It may be suggested that in a case where processing a claim through the Board of Examiners on to the Legislature has not been accomplished substantially in compliance with statutory interdictions, or where the so-called "claim" proves abortive, the action of the Legislature in appropriating money to satisfy such "claim" would be subject to examination by the Judiciary with respect to merit and justiciability, a duty this court must accept, and which it has borne many times in determining the validity of legislation and its results.

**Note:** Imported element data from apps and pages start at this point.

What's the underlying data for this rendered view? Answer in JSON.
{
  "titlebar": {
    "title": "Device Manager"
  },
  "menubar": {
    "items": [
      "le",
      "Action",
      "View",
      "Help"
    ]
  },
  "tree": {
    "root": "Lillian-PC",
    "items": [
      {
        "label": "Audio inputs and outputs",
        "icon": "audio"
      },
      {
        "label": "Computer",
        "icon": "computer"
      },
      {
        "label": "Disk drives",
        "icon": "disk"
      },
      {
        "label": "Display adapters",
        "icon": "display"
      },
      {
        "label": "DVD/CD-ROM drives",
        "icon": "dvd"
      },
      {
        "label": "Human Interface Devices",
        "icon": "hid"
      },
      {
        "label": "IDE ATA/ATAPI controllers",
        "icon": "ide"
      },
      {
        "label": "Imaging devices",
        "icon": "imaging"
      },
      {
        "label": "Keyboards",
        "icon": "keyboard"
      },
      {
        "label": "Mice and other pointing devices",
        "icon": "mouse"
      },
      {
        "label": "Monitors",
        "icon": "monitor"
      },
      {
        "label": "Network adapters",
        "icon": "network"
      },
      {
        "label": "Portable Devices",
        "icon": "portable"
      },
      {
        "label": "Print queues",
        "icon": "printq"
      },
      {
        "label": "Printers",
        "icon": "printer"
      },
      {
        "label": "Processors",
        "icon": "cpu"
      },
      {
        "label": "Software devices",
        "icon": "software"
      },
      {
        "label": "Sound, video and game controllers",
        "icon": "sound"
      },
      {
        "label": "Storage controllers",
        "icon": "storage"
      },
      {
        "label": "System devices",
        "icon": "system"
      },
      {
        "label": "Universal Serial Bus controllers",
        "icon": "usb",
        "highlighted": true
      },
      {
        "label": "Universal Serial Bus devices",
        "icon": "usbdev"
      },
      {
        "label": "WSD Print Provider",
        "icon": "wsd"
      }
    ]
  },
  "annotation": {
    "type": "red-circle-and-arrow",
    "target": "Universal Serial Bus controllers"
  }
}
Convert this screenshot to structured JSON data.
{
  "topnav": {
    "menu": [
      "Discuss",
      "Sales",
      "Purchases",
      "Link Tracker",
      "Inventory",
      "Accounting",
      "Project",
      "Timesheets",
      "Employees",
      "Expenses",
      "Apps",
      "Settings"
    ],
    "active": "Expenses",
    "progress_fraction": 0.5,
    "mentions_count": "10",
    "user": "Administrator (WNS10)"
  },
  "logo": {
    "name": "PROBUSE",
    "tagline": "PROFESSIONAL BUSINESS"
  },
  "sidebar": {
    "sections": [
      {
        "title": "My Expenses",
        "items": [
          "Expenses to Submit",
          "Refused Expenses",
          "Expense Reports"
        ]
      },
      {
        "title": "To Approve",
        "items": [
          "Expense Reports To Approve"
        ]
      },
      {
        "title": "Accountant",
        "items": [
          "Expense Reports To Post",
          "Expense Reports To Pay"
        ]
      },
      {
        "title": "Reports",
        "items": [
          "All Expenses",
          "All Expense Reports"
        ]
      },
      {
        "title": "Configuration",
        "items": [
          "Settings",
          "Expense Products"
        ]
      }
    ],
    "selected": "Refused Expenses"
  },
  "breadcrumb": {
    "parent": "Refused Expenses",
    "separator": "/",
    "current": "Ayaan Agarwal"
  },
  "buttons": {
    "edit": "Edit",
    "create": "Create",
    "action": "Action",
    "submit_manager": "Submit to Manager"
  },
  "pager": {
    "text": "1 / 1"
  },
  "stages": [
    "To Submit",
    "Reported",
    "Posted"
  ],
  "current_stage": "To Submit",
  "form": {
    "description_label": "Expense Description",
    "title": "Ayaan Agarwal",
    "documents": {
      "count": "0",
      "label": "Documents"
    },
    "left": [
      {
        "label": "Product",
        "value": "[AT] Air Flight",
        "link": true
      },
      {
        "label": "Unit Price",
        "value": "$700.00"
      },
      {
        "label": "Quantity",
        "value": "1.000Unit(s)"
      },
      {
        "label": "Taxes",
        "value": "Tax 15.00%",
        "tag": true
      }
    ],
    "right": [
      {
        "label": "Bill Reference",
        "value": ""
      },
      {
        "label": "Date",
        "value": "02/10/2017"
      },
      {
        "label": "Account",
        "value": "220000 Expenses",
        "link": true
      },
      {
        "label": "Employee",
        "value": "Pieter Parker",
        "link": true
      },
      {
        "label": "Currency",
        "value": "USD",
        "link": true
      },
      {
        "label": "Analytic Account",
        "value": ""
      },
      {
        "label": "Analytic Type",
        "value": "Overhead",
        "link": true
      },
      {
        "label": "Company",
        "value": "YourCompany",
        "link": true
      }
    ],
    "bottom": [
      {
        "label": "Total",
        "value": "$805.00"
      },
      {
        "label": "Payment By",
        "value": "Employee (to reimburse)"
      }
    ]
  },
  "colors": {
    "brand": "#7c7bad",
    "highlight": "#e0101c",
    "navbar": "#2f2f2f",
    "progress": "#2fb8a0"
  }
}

Included therein is the onus of determining whether an appropriation has or has not met constitutional requirements, and any proper implementation thereof.

Much of this concurring opinion is gratuitous, since I think the case decidable strictly on procedural grounds, but I feel justified in indulging in it in the light of the fact that I think much of the main opinion is gratuitous, and I feel free, therefore, to address myself thereto.

NOTES

[1] See State Road Commission v. Parker, 13 Utah 2d 65, 368 P.2d 585.

[2] Utah Constitution, Art. VII, Sec. 13, and 63-6-10, U.C.A. 1953.

[3] Laws of Utah 1961, Chapter 185.

[4] Implemented into statute by Sec. 63-6-1, U.C.A. 1953.

[5] 7 Utah 2d 221, 322 P.2d 381.

[6] Sec. 63-6-17, U.C.A. 1953: "Any person * * * aggrieved by the disapproval of a claim by the board [Examiners] may appeal from its decision to the legislature by filing with the board a notice thereof, and * * * the board must transmit the demand * * * with a statement of the evidence taken before it, to the legislature."

[7] See Bateman v. Board of Examiners, footnote 5, supra; also Hjorth v. Whittenburg, 121 Utah 324, 241 P.2d 907; Campbell Bldg. Co. v. State Road Comm'n., 95 Utah 242, 70 P.2d 857; Wilkinson v. State, 42 Utah 483, 134 P. 626.

[8] Claims have been presented through the Board of Examiners to the Legislature at every biennial session thereof since statehood. See Chap. 185, Laws of Utah 1961 and prior appropriation acts in each biennial volume of Utah Session Laws.

[9] Amendment X, U.S. Constitution.

[10] Cf. closely similar statement made by Thomas Jefferson, First Inaugural Address.

[11] Utah Constitution, Art. VI, Sec. 26 (16). The legislature is prohibited from enacting any private or special laws in the following cases: Granting to an individual, association, or corporation any privilege, immunity or franchise.

[12] See State v. Geurts, 11 Utah 2d 345 359 P.2d 12, and cases therein cited.

[1] 42 Am.Jur. 756, Sec. 57, Public Funds.